### Data for analysis ###

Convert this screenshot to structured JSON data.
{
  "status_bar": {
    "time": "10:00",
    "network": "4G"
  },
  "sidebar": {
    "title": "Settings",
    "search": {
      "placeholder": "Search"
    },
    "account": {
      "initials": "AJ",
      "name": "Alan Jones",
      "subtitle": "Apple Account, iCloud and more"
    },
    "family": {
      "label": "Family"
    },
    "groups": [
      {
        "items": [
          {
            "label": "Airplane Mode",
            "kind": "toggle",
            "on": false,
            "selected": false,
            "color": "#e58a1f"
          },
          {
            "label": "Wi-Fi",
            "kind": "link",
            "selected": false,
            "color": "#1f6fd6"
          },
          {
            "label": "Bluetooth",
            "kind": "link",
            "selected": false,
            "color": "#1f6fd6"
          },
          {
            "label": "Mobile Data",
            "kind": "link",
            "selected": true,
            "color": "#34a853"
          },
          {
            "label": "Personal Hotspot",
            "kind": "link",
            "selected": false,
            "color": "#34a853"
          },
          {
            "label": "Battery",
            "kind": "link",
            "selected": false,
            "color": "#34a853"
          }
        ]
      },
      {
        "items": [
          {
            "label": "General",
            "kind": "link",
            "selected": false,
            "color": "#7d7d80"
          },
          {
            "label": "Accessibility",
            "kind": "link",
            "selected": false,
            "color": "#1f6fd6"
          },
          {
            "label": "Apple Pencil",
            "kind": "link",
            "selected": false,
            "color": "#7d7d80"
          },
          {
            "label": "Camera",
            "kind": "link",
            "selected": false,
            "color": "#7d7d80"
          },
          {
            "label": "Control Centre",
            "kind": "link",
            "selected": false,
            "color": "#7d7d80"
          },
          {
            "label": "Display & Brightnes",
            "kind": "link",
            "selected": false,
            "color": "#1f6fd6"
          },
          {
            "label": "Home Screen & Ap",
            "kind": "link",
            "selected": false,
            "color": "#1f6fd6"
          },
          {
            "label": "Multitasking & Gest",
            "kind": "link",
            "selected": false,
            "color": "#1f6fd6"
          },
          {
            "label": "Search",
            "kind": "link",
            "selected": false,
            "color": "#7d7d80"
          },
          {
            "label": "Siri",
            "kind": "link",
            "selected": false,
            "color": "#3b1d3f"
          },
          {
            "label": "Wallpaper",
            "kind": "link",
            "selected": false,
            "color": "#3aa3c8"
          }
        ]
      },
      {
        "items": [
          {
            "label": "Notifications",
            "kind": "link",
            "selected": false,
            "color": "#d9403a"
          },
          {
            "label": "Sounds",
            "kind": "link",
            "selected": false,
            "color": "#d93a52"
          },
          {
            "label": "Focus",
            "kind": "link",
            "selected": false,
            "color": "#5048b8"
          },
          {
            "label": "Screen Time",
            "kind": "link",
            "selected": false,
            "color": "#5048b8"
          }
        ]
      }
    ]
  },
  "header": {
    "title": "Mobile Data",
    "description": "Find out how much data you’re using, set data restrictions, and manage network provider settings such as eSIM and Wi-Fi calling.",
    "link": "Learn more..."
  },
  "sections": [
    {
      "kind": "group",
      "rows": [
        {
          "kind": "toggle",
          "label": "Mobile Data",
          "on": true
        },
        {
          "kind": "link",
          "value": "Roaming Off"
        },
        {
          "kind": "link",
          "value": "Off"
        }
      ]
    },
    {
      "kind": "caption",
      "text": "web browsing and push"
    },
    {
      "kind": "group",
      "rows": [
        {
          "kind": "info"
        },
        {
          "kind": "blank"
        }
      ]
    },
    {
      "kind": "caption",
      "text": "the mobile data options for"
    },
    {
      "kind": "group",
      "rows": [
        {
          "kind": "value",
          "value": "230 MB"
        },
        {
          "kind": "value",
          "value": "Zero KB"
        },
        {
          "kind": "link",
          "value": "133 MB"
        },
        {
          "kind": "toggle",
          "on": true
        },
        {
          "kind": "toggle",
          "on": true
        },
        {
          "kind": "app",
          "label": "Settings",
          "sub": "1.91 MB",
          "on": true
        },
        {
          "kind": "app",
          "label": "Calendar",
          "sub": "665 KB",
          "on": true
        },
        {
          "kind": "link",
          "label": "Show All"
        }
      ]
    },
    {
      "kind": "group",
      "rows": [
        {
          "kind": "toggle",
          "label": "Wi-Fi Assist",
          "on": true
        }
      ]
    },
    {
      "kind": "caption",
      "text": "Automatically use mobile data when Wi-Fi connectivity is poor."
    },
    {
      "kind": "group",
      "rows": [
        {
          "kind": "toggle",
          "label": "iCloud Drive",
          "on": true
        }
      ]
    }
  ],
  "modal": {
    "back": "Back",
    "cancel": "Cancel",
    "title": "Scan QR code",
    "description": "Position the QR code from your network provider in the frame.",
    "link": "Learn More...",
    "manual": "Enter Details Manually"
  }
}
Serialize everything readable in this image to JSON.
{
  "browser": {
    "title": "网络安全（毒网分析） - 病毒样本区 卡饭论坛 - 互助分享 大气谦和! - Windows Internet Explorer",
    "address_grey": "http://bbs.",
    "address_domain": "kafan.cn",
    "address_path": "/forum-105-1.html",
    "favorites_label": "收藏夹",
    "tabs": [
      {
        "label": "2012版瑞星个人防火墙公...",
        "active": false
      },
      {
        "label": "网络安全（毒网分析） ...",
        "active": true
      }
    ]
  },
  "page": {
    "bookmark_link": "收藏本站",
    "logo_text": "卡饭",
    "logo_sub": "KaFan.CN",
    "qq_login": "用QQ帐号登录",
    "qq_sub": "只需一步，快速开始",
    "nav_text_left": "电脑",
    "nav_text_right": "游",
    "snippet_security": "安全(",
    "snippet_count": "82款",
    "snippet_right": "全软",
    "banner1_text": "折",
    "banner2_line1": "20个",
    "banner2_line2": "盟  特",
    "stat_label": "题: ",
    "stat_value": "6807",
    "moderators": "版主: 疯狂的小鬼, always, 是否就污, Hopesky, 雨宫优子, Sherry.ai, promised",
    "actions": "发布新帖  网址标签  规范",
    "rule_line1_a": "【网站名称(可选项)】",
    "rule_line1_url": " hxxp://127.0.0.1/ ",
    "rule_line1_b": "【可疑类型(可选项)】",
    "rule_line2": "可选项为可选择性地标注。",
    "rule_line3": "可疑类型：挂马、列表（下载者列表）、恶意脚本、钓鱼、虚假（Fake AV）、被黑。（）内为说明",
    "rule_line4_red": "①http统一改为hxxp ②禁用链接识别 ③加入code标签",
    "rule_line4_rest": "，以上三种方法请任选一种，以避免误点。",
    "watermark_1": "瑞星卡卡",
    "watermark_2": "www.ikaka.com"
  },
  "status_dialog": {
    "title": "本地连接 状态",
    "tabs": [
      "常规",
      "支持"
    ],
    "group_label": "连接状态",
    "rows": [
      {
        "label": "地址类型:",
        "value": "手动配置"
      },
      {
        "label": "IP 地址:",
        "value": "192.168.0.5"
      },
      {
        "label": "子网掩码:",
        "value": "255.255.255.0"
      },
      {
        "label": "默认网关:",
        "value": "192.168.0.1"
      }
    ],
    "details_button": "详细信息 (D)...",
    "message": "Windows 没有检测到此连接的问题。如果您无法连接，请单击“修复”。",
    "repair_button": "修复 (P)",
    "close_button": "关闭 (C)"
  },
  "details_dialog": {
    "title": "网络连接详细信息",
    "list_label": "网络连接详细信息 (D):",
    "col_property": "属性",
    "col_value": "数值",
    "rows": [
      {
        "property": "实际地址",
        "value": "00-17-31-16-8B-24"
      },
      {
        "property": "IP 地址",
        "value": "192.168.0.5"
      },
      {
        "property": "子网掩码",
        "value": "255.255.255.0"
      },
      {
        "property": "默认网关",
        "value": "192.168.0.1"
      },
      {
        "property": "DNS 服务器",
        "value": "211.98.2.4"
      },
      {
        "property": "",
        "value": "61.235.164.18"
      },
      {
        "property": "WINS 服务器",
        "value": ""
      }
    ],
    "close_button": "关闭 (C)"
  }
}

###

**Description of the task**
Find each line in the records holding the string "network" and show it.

**Result**
    "network": "4G"
    "description": "Find out how much data you’re using, set data restrictions, and manage network provider settings such as eSIM and Wi-Fi calling.",
    "description": "Position the QR code from your network provider in the frame.",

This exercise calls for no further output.